In January, the 2nd Heavy Brigade Combat Team out of Fort Riley, Kan., will become the Army’s first “regionally-aligned” brigade assigned to U.S. Africa Command, or AFRICOM. The Dagger Brigade will likely be broken into a collection of small, security force assistance units that will be tasked with improving the quality of African military forces.
This is the beginning of the Army’s plan to adapt its forces to exist in a future that doesn’t revolve around preparing for year-long combat rotations to Afghanistan.
When combat forces withdraw from Afghanistan in 2014, large portions of the active and Reserve components may end up moving away from their traditional mission set that ranges from high-intensity combat to peacekeeping and stability operations. Many will assume the role of building strategic partnerships around the globe, Army planners said.

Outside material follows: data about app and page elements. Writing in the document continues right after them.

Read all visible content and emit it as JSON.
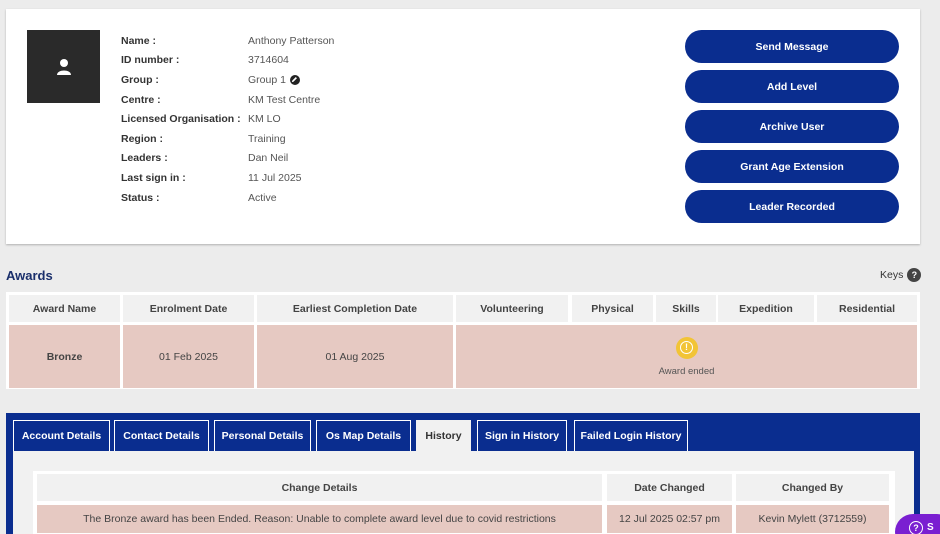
{
  "profile": {
    "fields": [
      {
        "label": "Name :",
        "value": "Anthony Patterson"
      },
      {
        "label": "ID number :",
        "value": "3714604"
      },
      {
        "label": "Group :",
        "value": "Group 1"
      },
      {
        "label": "Centre :",
        "value": "KM Test Centre"
      },
      {
        "label": "Licensed Organisation :",
        "value": "KM LO"
      },
      {
        "label": "Region :",
        "value": "Training"
      },
      {
        "label": "Leaders :",
        "value": "Dan Neil"
      },
      {
        "label": "Last sign in :",
        "value": "11 Jul 2025"
      },
      {
        "label": "Status :",
        "value": "Active"
      }
    ],
    "actions": [
      "Send Message",
      "Add Level",
      "Archive User",
      "Grant Age Extension",
      "Leader Recorded"
    ]
  },
  "awards": {
    "title": "Awards",
    "keys_label": "Keys",
    "keys_icon": "?",
    "headers": [
      "Award Name",
      "Enrolment Date",
      "Earliest Completion Date",
      "Volunteering",
      "Physical",
      "Skills",
      "Expedition",
      "Residential"
    ],
    "row": {
      "award_name": "Bronze",
      "enrolment_date": "01 Feb 2025",
      "earliest_completion": "01 Aug 2025",
      "status_text": "Award ended",
      "status_icon": "!"
    }
  },
  "tabs": [
    "Account Details",
    "Contact Details",
    "Personal Details",
    "Os Map Details",
    "History",
    "Sign in History",
    "Failed Login History"
  ],
  "active_tab": "History",
  "history": {
    "headers": [
      "Change Details",
      "Date Changed",
      "Changed By"
    ],
    "rows": [
      [
        "The Bronze award has been Ended. Reason: Unable to complete award level due to covid restrictions",
        "12 Jul 2025 02:57 pm",
        "Kevin Mylett (3712559)"
      ]
    ]
  },
  "help": {
    "icon": "?",
    "label": "S"
  },
  "colors": {
    "primary": "#0a2d8f",
    "row_highlight": "#e6c9c2",
    "warning": "#f2c436",
    "help": "#7a1fd1"
  }
}
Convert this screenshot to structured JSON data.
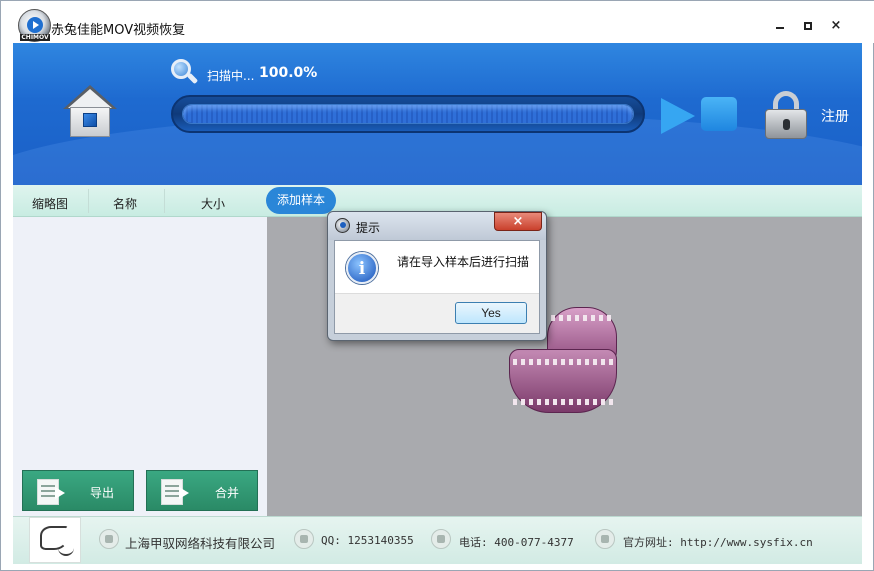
{
  "window": {
    "title": "赤兔佳能MOV视频恢复",
    "logo_tag": "CHIMOV",
    "controls": {
      "minimize": "",
      "maximize": "",
      "close": "×"
    }
  },
  "header": {
    "scan_status": "扫描中...",
    "scan_percent": "100.0%",
    "progress_fraction": 1.0,
    "register_label": "注册"
  },
  "columns": {
    "thumbnail": "缩略图",
    "name": "名称",
    "size": "大小",
    "add_sample": "添加样本"
  },
  "actions": {
    "export_label": "导出",
    "merge_label": "合并"
  },
  "footer": {
    "company": "上海甲驭网络科技有限公司",
    "qq": "QQ: 1253140355",
    "phone": "电话: 400-077-4377",
    "website": "官方网址: http://www.sysfix.cn"
  },
  "dialog": {
    "title": "提示",
    "close_label": "×",
    "info_glyph": "i",
    "message": "请在导入样本后进行扫描",
    "yes_label": "Yes"
  },
  "icons": {
    "app": "app-logo-icon",
    "home": "home-icon",
    "scan": "search-icon",
    "play": "play-icon",
    "stop": "stop-icon",
    "lock": "lock-icon",
    "export": "document-arrow-icon",
    "merge": "document-arrow-icon",
    "film": "film-reel-icon",
    "company": "building-icon",
    "qq": "qq-penguin-icon",
    "phone": "phone-icon",
    "website": "globe-icon",
    "dialog_info": "info-icon"
  },
  "colors": {
    "header_blue": "#1e6ad0",
    "accent_button": "#2a86d8",
    "action_green": "#2a8a66",
    "content_gray": "#a9aaae"
  }
}
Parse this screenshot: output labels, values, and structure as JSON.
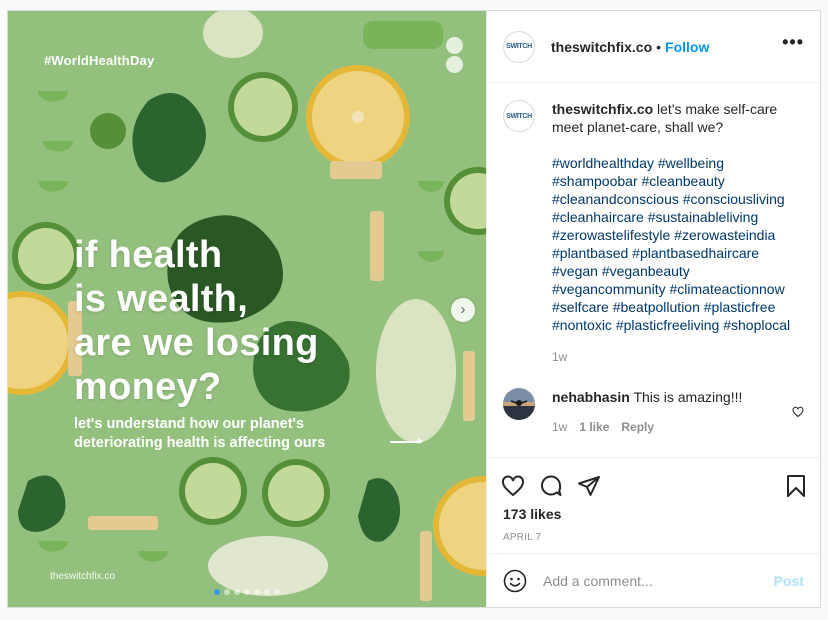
{
  "media": {
    "tag": "#WorldHealthDay",
    "headline": [
      "if health",
      "is wealth,",
      "are we losing",
      "money?"
    ],
    "subtext": [
      "let's understand how our planet's",
      "deteriorating health is affecting ours"
    ],
    "watermark": "theswitchfix.co",
    "next_glyph": "›",
    "carousel": {
      "count": 7,
      "active_index": 0
    }
  },
  "account": {
    "avatar_text": "SWITCH",
    "username": "theswitchfix.co",
    "separator": "•",
    "follow_label": "Follow",
    "more_glyph": "•••"
  },
  "caption": {
    "username": "theswitchfix.co",
    "text": "let's make self-care meet planet-care, shall we?",
    "hashtag_lines": [
      "#worldhealthday #wellbeing",
      "#shampoobar #cleanbeauty",
      "#cleanandconscious #consciousliving",
      "#cleanhaircare #sustainableliving",
      "#zerowastelifestyle #zerowasteindia",
      "#plantbased #plantbasedhaircare",
      "#vegan #veganbeauty",
      "#vegancommunity #climateactionnow",
      "#selfcare #beatpollution #plasticfree",
      "#nontoxic #plasticfreeliving #shoplocal"
    ],
    "time": "1w"
  },
  "reply": {
    "username": "nehabhasin",
    "text": "This is amazing!!!",
    "time": "1w",
    "likes": "1 like",
    "reply_label": "Reply"
  },
  "actions": {
    "icons": [
      "heart-icon",
      "comment-icon",
      "share-icon",
      "bookmark-icon"
    ],
    "likes_text": "173 likes",
    "date": "APRIL 7"
  },
  "comment_box": {
    "placeholder": "Add a comment...",
    "post_label": "Post"
  },
  "colors": {
    "link": "#0095f6",
    "hashtag": "#00376b",
    "muted": "#8e8e8e",
    "post_disabled": "#b2dffc",
    "image_bg": "#a5d28f"
  }
}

“There are some units that will remain as the global-response force to go out the door rapidly,” said Rickey Smith, director of Army Capabilities Integration Center Forward. “But if you are not that type of unit, and you are not going to Afghanistan on your next rotation, what are you focused on?”

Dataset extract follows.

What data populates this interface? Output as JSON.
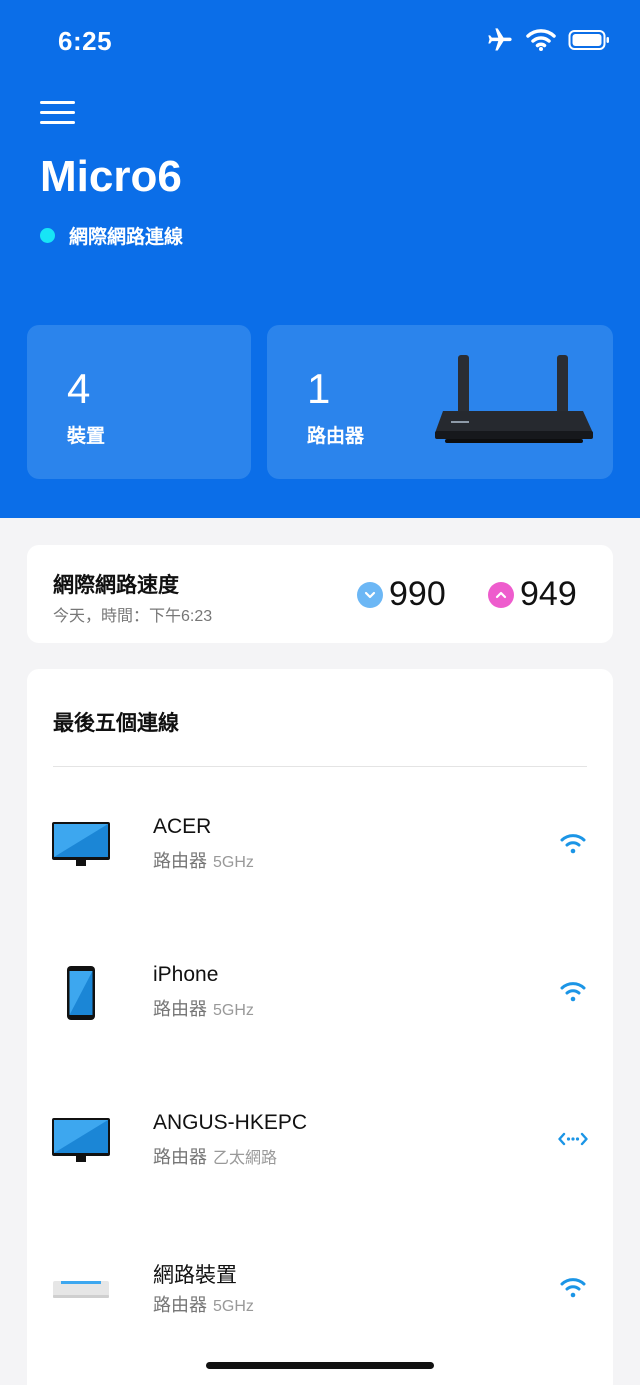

For many months, the Army’s senior leadership has been intensely focused on mapping out how brigades, divisions and corps will adapt their force structure over the next five years as the size of the force drops to 490,000 in 2017.
Part of the discussion has centered on how brigade combat teams will be structured to add a third maneuver battalion. But the major shift will be in how units operate after major combat operations.
“The biggest change isn’t in structure; it is in how we are going to use the units … it’s how we manage the force in a post-Afghanistan world,” Smith said.
In 2014 the plan is to have at least two regionally-aligned BCTs, one in AFRICOM and another added to U.S. Pacific Command.
These year-long regional assignments will give brigade level units “a lot of focus for training and leader development,” Army officials have said.
“You are doing real-world intel, you are learning other languages, you are learning another culture,” Smith said. “So it doesn’t really matter where I send you to operate after that. At least you are not stuck on just knowing your own culture.”
But it won’t be just BCTs that are likely to become regionally aligned in the future. Leaders also want to apply the concept to corps and division headquarters.
The Army doesn’t have enough corps headquarters to assign one with every combatant command, but the service could align one corps to each of the two priority combatant commands – U.S. Central Command and U.S. Pacific Command. The remaining corps would keep the ability to go wherever it’s needed around the globe, Smith said.
The Army’s 10 active- and eight Reserve-component division headquarters may end up being tied to specific regions for a longer-term basis.
“They could get deep into the intelligence and stay connected and use real world information even when they are not deployed,” Smith said, explaining that this would lead to more realistic training exercises at home station.
“It’s better than saying ‘today we are going to fight red land or green land or blue land.’ That really doesn’t motivate people. Let’s use real-world as much as we can, so this alignment allows them to do it,” he said.